START Data listing

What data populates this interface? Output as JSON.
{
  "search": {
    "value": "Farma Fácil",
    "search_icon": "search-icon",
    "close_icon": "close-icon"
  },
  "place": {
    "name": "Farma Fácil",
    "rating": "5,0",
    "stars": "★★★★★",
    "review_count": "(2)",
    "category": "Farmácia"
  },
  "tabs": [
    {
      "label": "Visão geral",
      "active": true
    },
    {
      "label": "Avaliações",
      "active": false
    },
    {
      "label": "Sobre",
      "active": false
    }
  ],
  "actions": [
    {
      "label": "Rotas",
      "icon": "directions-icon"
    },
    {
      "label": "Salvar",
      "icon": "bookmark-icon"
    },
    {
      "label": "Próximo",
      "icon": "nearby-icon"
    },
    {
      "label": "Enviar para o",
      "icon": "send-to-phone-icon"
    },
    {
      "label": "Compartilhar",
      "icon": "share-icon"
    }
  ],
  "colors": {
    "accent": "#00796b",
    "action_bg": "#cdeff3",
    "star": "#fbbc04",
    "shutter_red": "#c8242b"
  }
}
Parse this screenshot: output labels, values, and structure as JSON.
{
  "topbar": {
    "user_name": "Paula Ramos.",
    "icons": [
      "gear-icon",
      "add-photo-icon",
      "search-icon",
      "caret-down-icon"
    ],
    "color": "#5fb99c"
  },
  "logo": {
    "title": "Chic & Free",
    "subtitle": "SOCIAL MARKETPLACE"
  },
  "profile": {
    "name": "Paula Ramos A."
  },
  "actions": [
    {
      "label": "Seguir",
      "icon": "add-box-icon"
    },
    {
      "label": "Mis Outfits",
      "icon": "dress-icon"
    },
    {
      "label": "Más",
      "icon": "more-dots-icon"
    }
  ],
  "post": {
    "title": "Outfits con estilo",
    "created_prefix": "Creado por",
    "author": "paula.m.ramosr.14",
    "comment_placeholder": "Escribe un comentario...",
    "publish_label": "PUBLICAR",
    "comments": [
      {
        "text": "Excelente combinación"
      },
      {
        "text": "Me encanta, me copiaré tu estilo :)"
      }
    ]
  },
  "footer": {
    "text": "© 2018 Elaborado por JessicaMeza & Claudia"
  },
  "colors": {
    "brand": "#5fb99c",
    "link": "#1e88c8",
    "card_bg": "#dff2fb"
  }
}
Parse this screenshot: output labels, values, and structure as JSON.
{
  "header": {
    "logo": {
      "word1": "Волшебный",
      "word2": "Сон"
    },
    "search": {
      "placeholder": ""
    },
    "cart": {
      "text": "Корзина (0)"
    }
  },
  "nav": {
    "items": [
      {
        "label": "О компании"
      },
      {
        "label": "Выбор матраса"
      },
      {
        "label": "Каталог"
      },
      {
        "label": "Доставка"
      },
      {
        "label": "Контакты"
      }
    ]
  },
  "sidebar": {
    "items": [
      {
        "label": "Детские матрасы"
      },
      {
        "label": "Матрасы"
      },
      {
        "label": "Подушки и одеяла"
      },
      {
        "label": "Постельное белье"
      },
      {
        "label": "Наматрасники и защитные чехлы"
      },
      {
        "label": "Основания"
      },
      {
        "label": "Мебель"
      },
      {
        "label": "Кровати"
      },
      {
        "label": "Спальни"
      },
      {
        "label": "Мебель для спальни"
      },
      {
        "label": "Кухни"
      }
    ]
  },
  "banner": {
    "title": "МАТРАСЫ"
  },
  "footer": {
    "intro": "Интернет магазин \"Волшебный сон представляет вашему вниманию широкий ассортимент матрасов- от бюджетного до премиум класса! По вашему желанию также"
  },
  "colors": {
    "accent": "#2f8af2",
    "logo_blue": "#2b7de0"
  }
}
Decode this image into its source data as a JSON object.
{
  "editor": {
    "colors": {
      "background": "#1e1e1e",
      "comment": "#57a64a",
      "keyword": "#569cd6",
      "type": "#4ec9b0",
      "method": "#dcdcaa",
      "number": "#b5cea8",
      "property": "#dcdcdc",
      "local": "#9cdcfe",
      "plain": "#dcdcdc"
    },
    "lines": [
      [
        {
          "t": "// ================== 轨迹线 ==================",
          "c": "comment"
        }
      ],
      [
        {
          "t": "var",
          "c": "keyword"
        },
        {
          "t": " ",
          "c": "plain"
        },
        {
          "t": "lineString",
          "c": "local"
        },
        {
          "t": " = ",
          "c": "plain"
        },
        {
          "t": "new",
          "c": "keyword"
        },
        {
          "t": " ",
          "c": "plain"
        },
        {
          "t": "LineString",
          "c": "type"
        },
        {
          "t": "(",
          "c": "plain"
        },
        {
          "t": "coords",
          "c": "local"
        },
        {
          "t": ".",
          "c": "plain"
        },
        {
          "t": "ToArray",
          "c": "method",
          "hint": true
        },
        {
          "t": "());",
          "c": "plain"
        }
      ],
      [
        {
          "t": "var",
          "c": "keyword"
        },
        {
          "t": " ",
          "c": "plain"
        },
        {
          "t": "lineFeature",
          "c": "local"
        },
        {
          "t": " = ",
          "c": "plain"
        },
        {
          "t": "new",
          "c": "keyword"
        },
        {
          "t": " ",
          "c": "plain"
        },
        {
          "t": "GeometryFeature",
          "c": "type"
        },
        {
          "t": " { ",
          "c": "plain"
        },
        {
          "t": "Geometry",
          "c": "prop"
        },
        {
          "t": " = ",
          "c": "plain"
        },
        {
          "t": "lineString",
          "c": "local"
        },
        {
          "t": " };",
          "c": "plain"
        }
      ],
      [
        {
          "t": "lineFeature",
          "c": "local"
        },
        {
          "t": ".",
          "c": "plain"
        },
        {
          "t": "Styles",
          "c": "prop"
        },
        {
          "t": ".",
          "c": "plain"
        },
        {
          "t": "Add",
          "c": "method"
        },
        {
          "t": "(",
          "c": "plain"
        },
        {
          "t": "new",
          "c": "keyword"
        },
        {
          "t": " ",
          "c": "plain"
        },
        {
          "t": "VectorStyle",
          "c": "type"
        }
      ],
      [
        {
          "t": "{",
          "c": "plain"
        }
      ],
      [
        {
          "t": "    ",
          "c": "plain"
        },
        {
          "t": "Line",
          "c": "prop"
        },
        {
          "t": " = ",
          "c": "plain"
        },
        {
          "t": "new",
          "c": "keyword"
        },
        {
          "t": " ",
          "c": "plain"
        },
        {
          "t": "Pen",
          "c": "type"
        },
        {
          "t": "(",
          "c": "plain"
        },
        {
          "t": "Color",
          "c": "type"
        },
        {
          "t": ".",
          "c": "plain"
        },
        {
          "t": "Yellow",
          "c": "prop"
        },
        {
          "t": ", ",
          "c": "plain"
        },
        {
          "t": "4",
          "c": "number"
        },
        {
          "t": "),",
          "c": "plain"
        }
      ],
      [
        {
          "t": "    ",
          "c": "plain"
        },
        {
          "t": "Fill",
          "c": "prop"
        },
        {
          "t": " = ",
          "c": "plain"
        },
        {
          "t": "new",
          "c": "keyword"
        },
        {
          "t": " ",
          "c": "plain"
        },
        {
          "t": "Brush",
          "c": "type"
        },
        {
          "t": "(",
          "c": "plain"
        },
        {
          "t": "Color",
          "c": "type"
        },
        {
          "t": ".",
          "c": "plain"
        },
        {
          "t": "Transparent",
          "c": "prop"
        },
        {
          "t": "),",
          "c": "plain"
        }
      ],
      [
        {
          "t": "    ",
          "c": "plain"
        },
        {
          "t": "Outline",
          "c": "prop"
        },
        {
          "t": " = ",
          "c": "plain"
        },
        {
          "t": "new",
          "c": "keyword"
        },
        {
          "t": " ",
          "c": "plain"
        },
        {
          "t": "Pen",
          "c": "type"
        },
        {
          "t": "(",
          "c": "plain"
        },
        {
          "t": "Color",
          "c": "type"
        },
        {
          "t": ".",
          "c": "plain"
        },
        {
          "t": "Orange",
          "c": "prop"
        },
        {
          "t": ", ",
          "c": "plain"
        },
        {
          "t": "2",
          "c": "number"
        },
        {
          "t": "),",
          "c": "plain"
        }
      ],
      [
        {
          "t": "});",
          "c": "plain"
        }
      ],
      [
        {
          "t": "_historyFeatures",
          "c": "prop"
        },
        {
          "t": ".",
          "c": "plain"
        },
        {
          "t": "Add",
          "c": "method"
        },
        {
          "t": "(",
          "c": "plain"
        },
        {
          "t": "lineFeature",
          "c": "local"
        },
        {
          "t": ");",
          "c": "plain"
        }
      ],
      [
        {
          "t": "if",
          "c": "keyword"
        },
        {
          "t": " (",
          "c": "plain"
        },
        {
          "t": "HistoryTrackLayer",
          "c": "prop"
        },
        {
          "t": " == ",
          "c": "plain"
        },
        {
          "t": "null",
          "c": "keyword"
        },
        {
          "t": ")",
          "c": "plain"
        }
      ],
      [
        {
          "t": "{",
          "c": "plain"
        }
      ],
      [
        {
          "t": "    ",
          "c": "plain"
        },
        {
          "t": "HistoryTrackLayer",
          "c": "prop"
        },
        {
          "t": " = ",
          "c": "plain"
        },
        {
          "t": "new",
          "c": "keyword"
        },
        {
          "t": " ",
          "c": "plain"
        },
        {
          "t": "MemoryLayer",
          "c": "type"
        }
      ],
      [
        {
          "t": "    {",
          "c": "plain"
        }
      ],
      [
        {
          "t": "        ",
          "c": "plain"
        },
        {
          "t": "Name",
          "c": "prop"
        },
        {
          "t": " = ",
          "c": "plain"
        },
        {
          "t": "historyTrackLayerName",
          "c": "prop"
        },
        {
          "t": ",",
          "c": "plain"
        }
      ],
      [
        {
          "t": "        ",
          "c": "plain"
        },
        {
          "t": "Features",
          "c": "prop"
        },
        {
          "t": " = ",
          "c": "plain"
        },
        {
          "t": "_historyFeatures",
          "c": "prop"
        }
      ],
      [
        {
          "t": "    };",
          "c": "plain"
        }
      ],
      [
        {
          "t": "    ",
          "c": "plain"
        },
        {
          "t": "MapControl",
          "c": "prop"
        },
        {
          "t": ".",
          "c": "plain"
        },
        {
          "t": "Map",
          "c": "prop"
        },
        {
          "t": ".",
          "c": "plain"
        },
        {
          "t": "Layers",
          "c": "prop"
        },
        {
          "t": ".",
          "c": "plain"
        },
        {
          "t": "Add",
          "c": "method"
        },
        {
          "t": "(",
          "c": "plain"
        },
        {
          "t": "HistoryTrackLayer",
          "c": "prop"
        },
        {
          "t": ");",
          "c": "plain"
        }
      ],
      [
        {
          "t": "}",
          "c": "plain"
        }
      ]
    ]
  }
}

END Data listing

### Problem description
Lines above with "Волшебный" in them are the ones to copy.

### Exercise result
      "word1": "Волшебный",
    "intro": "Интернет магазин \"Волшебный сон представляет вашему вниманию широкий ассортимент матрасов- от бюджетного до премиум класса! По вашему желанию также"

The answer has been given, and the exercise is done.